"I was about one puppet show and one more peek into your robes away from tying its eyestalks in tight little knots and pecking your ankles."

Carl plucked a stray chicken feather out of Gabriel's hair and giggled nervously. "Well, at least that's over with, for good this time." Almost blushing, he said softly. "So. . . where were we, before. . . you know. . .the chicken thing?"

Gabriel smiled and leaned closer to Carl, as he had been before 'the chicken thing.' "I think I was getting very close to finding out why that thing seems so fascinated with your undergarments. Unless memory fails."

Carl smiled shyly and leaned forward, his eyes closing in anticipation. . . before he opened them again and looked into the man's face for a moment, frowning slightly . "Wouldn't it be hard for a chicken to tie--"

"Don't say it, Carl. Just. Don't. Say it." He pulled himself up straight, bringing the friar with him, ushering him up the stairs and back to his room, casting one last glance around the lab for eyestalks peeking around a corner.

As soon as they'd made it inside the room, Carl squeaked and instinctively swatted at the eyestalk roving around under his robe. . . until he remembered the Beholder was gone, and that eyestalks didn't have fingers.

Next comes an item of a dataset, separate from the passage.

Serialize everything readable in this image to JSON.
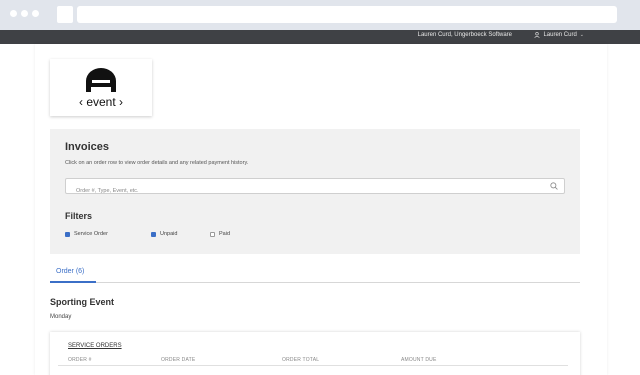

Meanwhile, the Beholder chuckled and floated away from the Vatican. "A bunny rabbit! Why didn't I think of that?"